Generating solar fuels, such as hydrogen, using a low-cost material with high efficiency remains a great challenge. This study shows that quantum dots, with unique electron properties, could be a key ingredient necessary for widespread adoption of hydrogen fuel. Initial tests have shown great progress, but there is a long way to go still.

Acknowledgments

Y.Y. was supported by the startup fund at New Jersey Institute of Technology. Y.Y., R.W.C., B.D.C., G.F.P., A.R.M. and M.C.B. acknowledge support from the Center for Advanced Solar Photophysics (CASP), an Energy Frontier Research Center funded by the Department of Energy (DOE), Office of Science, Basic Energy Sciences. J.G. and J.A.T. acknowledge the solar photochemistry program within the Chemical Sciences, Geosciences and Biosciences division of the DOE, Office of Science, Basic Energy Sciences.

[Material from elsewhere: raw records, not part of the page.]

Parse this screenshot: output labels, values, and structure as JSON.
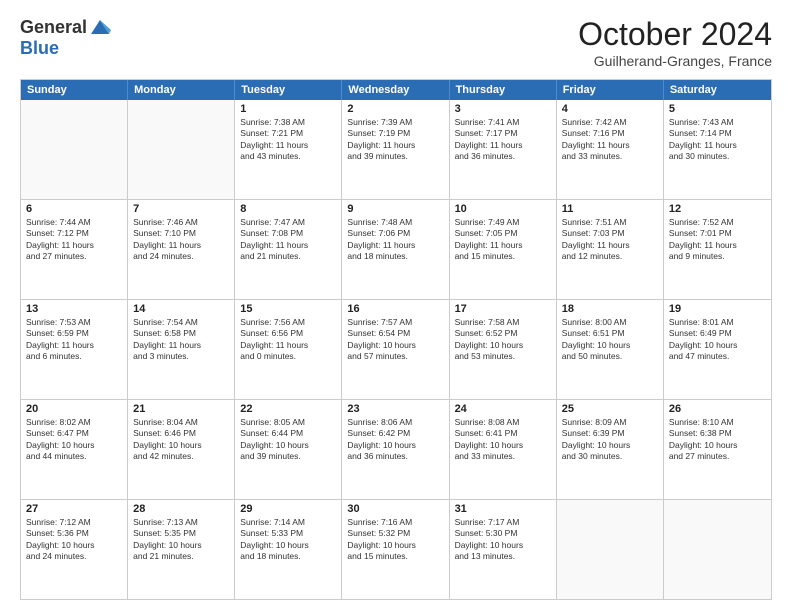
{
  "header": {
    "logo_general": "General",
    "logo_blue": "Blue",
    "month_title": "October 2024",
    "location": "Guilherand-Granges, France"
  },
  "days_of_week": [
    "Sunday",
    "Monday",
    "Tuesday",
    "Wednesday",
    "Thursday",
    "Friday",
    "Saturday"
  ],
  "rows": [
    [
      {
        "day": "",
        "lines": []
      },
      {
        "day": "",
        "lines": []
      },
      {
        "day": "1",
        "lines": [
          "Sunrise: 7:38 AM",
          "Sunset: 7:21 PM",
          "Daylight: 11 hours",
          "and 43 minutes."
        ]
      },
      {
        "day": "2",
        "lines": [
          "Sunrise: 7:39 AM",
          "Sunset: 7:19 PM",
          "Daylight: 11 hours",
          "and 39 minutes."
        ]
      },
      {
        "day": "3",
        "lines": [
          "Sunrise: 7:41 AM",
          "Sunset: 7:17 PM",
          "Daylight: 11 hours",
          "and 36 minutes."
        ]
      },
      {
        "day": "4",
        "lines": [
          "Sunrise: 7:42 AM",
          "Sunset: 7:16 PM",
          "Daylight: 11 hours",
          "and 33 minutes."
        ]
      },
      {
        "day": "5",
        "lines": [
          "Sunrise: 7:43 AM",
          "Sunset: 7:14 PM",
          "Daylight: 11 hours",
          "and 30 minutes."
        ]
      }
    ],
    [
      {
        "day": "6",
        "lines": [
          "Sunrise: 7:44 AM",
          "Sunset: 7:12 PM",
          "Daylight: 11 hours",
          "and 27 minutes."
        ]
      },
      {
        "day": "7",
        "lines": [
          "Sunrise: 7:46 AM",
          "Sunset: 7:10 PM",
          "Daylight: 11 hours",
          "and 24 minutes."
        ]
      },
      {
        "day": "8",
        "lines": [
          "Sunrise: 7:47 AM",
          "Sunset: 7:08 PM",
          "Daylight: 11 hours",
          "and 21 minutes."
        ]
      },
      {
        "day": "9",
        "lines": [
          "Sunrise: 7:48 AM",
          "Sunset: 7:06 PM",
          "Daylight: 11 hours",
          "and 18 minutes."
        ]
      },
      {
        "day": "10",
        "lines": [
          "Sunrise: 7:49 AM",
          "Sunset: 7:05 PM",
          "Daylight: 11 hours",
          "and 15 minutes."
        ]
      },
      {
        "day": "11",
        "lines": [
          "Sunrise: 7:51 AM",
          "Sunset: 7:03 PM",
          "Daylight: 11 hours",
          "and 12 minutes."
        ]
      },
      {
        "day": "12",
        "lines": [
          "Sunrise: 7:52 AM",
          "Sunset: 7:01 PM",
          "Daylight: 11 hours",
          "and 9 minutes."
        ]
      }
    ],
    [
      {
        "day": "13",
        "lines": [
          "Sunrise: 7:53 AM",
          "Sunset: 6:59 PM",
          "Daylight: 11 hours",
          "and 6 minutes."
        ]
      },
      {
        "day": "14",
        "lines": [
          "Sunrise: 7:54 AM",
          "Sunset: 6:58 PM",
          "Daylight: 11 hours",
          "and 3 minutes."
        ]
      },
      {
        "day": "15",
        "lines": [
          "Sunrise: 7:56 AM",
          "Sunset: 6:56 PM",
          "Daylight: 11 hours",
          "and 0 minutes."
        ]
      },
      {
        "day": "16",
        "lines": [
          "Sunrise: 7:57 AM",
          "Sunset: 6:54 PM",
          "Daylight: 10 hours",
          "and 57 minutes."
        ]
      },
      {
        "day": "17",
        "lines": [
          "Sunrise: 7:58 AM",
          "Sunset: 6:52 PM",
          "Daylight: 10 hours",
          "and 53 minutes."
        ]
      },
      {
        "day": "18",
        "lines": [
          "Sunrise: 8:00 AM",
          "Sunset: 6:51 PM",
          "Daylight: 10 hours",
          "and 50 minutes."
        ]
      },
      {
        "day": "19",
        "lines": [
          "Sunrise: 8:01 AM",
          "Sunset: 6:49 PM",
          "Daylight: 10 hours",
          "and 47 minutes."
        ]
      }
    ],
    [
      {
        "day": "20",
        "lines": [
          "Sunrise: 8:02 AM",
          "Sunset: 6:47 PM",
          "Daylight: 10 hours",
          "and 44 minutes."
        ]
      },
      {
        "day": "21",
        "lines": [
          "Sunrise: 8:04 AM",
          "Sunset: 6:46 PM",
          "Daylight: 10 hours",
          "and 42 minutes."
        ]
      },
      {
        "day": "22",
        "lines": [
          "Sunrise: 8:05 AM",
          "Sunset: 6:44 PM",
          "Daylight: 10 hours",
          "and 39 minutes."
        ]
      },
      {
        "day": "23",
        "lines": [
          "Sunrise: 8:06 AM",
          "Sunset: 6:42 PM",
          "Daylight: 10 hours",
          "and 36 minutes."
        ]
      },
      {
        "day": "24",
        "lines": [
          "Sunrise: 8:08 AM",
          "Sunset: 6:41 PM",
          "Daylight: 10 hours",
          "and 33 minutes."
        ]
      },
      {
        "day": "25",
        "lines": [
          "Sunrise: 8:09 AM",
          "Sunset: 6:39 PM",
          "Daylight: 10 hours",
          "and 30 minutes."
        ]
      },
      {
        "day": "26",
        "lines": [
          "Sunrise: 8:10 AM",
          "Sunset: 6:38 PM",
          "Daylight: 10 hours",
          "and 27 minutes."
        ]
      }
    ],
    [
      {
        "day": "27",
        "lines": [
          "Sunrise: 7:12 AM",
          "Sunset: 5:36 PM",
          "Daylight: 10 hours",
          "and 24 minutes."
        ]
      },
      {
        "day": "28",
        "lines": [
          "Sunrise: 7:13 AM",
          "Sunset: 5:35 PM",
          "Daylight: 10 hours",
          "and 21 minutes."
        ]
      },
      {
        "day": "29",
        "lines": [
          "Sunrise: 7:14 AM",
          "Sunset: 5:33 PM",
          "Daylight: 10 hours",
          "and 18 minutes."
        ]
      },
      {
        "day": "30",
        "lines": [
          "Sunrise: 7:16 AM",
          "Sunset: 5:32 PM",
          "Daylight: 10 hours",
          "and 15 minutes."
        ]
      },
      {
        "day": "31",
        "lines": [
          "Sunrise: 7:17 AM",
          "Sunset: 5:30 PM",
          "Daylight: 10 hours",
          "and 13 minutes."
        ]
      },
      {
        "day": "",
        "lines": []
      },
      {
        "day": "",
        "lines": []
      }
    ]
  ]
}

More Information

Yan Y, RW Crisp, J Gu, BD Chernomordik, GF Pach, AR Marshall, JA Turner and MC Beard. 2017. “Multiple Exciton Generation for Photoelectrochemical Hydrogen Evolution Reactions with Quantum Yields Exceeding 100%.” Nature Energy 2:17052. DOI: 10.1038/nenergy.2017.52

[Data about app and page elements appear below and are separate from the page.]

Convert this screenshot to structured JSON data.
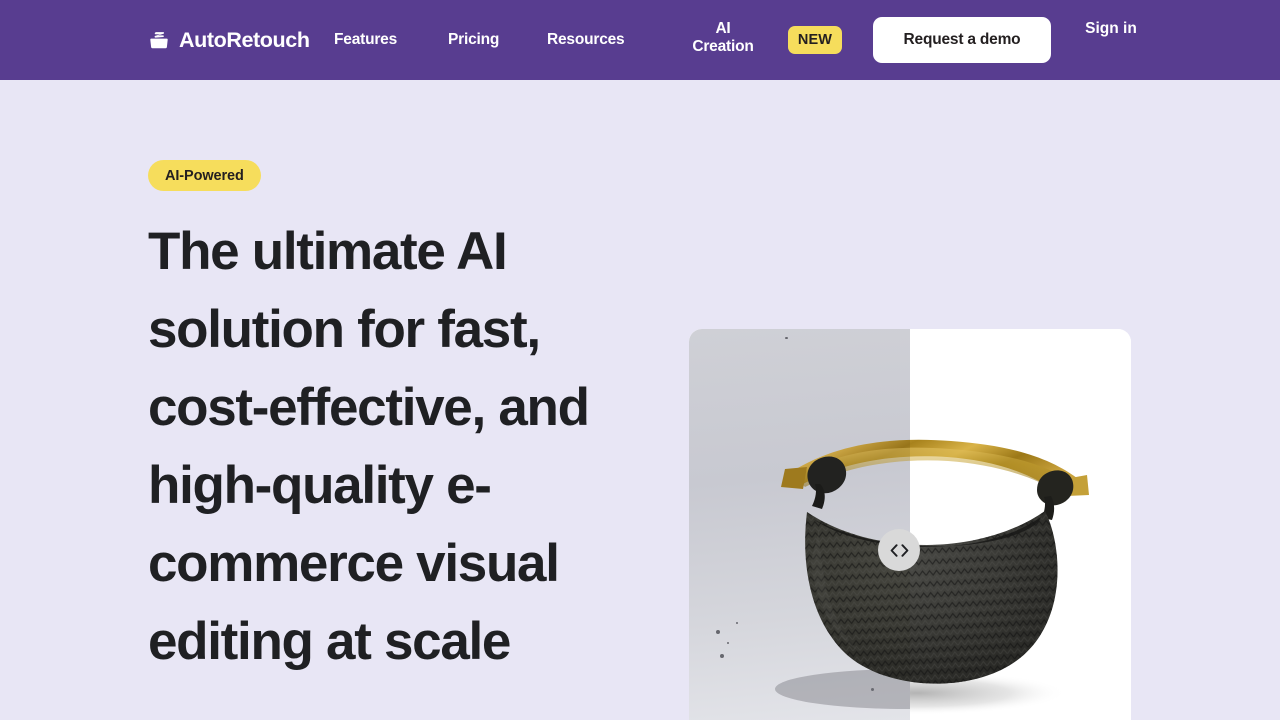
{
  "header": {
    "background_color": "#583D90",
    "brand": {
      "name": "AutoRetouch",
      "icon": "bag-logo-icon"
    },
    "nav": [
      {
        "label": "Features"
      },
      {
        "label": "Pricing"
      },
      {
        "label": "Resources"
      },
      {
        "label": "AI Creation"
      }
    ],
    "new_badge": {
      "label": "NEW",
      "color": "#F6DD5C"
    },
    "demo_button": {
      "label": "Request a demo"
    },
    "signin": {
      "label": "Sign in"
    }
  },
  "hero": {
    "eyebrow": {
      "label": "AI-Powered",
      "color": "#F6DD5C"
    },
    "headline": "The ultimate AI solution for fast, cost-effective, and high-quality e-commerce visual editing at scale",
    "headline_color": "#1F2023",
    "background_color": "#E8E6F5"
  },
  "compare": {
    "name": "before-after-image-comparison",
    "subject": "woven black leather handbag with gold metal handle",
    "before_label": "original photo on grey studio background",
    "after_label": "retouched photo on clean white background",
    "split_percent": 50,
    "handle_icon": "left-right-chevrons-icon"
  }
}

About the author(s):

  • Zhanyong Li is a postdoctoral researcher from the Hupp and Farha group in the chemistry department at Northwestern University and a member of the Inorganometallic Catalyst Design Center (ICDC). His research projects involve the development of new metal-organic framework derived materials for gas-phase catalysis.

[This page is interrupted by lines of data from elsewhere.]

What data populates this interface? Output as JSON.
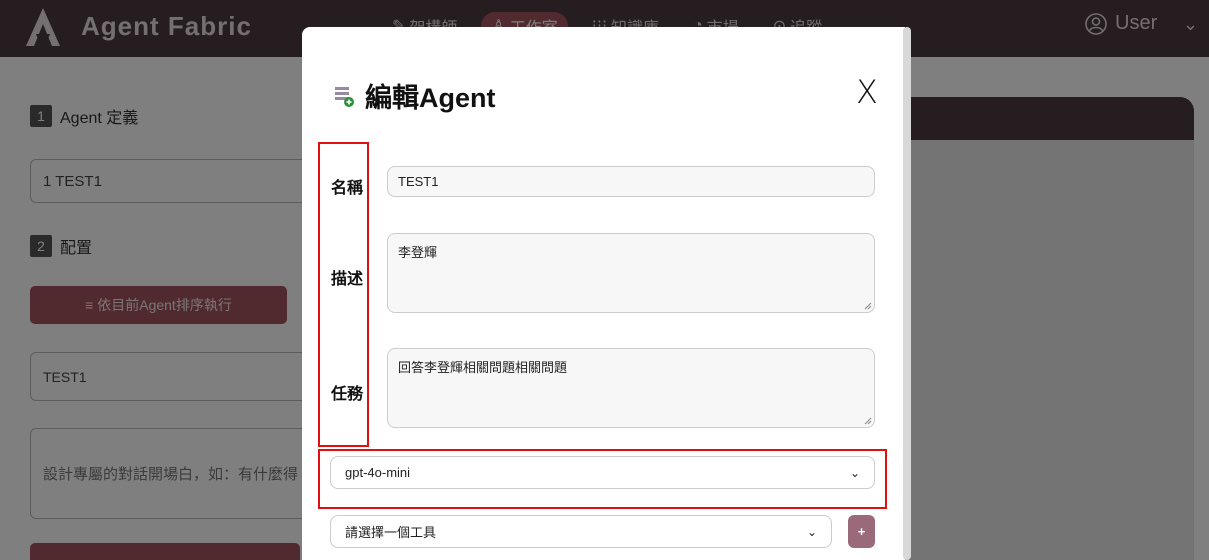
{
  "app": {
    "name": "Agent Fabric"
  },
  "nav": {
    "items": [
      {
        "label": "架構師",
        "icon": "wand-icon"
      },
      {
        "label": "工作室",
        "icon": "studio-icon",
        "active": true
      },
      {
        "label": "知識庫",
        "icon": "grid-icon"
      },
      {
        "label": "市場",
        "icon": "globe-icon"
      },
      {
        "label": "追蹤",
        "icon": "pin-icon"
      }
    ],
    "user_label": "User"
  },
  "background": {
    "step1_num": "1",
    "step1_label": "Agent 定義",
    "agent_list_item": "1  TEST1",
    "step2_num": "2",
    "step2_label": "配置",
    "run_button": "≡ 依目前Agent排序執行",
    "agent_name_value": "TEST1",
    "greeting_placeholder": "設計專屬的對話開場白，如：有什麼得"
  },
  "modal": {
    "title": "編輯Agent",
    "close_label": "X",
    "name_label": "名稱",
    "name_value": "TEST1",
    "desc_label": "描述",
    "desc_value": "李登輝",
    "task_label": "任務",
    "task_value": "回答李登輝相關問題相關問題",
    "model_select": "gpt-4o-mini",
    "tool_select": "請選擇一個工具",
    "add_tool_label": "+"
  },
  "colors": {
    "topbar": "#4a3a40",
    "accent": "#a0555e",
    "highlight": "#e01010"
  }
}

From TVs to (Fuel) Tanks

Tiny material dots used in LCD screens have a big impact in using sunlight to produce fuel

While sunlight might be free and abundant, the catalysts involved in using sunlight to produce fuels are expensive and inefficient. Scientists are developing low-cost and more efficient options to create that fuel, using the same tiny dots found in LCD TV screens. Image courtesy of Nathan Johnson, Pacific Northwest National Laboratory

Hydrogen fuel offers a potential path away from fossil fuels for everyday transportation, but the current commercial production of hydrogen fuel often still relies heavily on fossil fuels. Researchers from the Center for Advanced Solar Photophysics (CASP), an Energy Frontier Research Center led by Los Alamos National Laboratory, are pioneering new ways to efficiently generate hydrogen fuels using the abundant sunlight. Using quantum dots as the light absorber, researchers have constructed a solar-powered hydrogen fuel cell with unprecedented efficiency, greater than 100 percent. The efficiency achieved in these cells is a potential breakthrough in generating solar fuels for widespread use. The center is funded by the Department of Energy.

Written by Robert Choens, Center for Frontiers of Subsurface Energy Security

More Information

Yan Y, RW Crisp, J Gu, BD Chernomordik, GF Pach, AR Marshall, JA Turner and MC Beard. 2017. “Multiple Exciton Generation for Photoelectrochemical Hydrogen Evolution Reactions with Quantum Yields Exceeding 100%.” Nature Energy 2:17052. DOI: 10.1038/nenergy.2017.52

Disclaimer: The opinions in this newsletter are those of the individual authors and do not represent the views or position of the Department of Energy.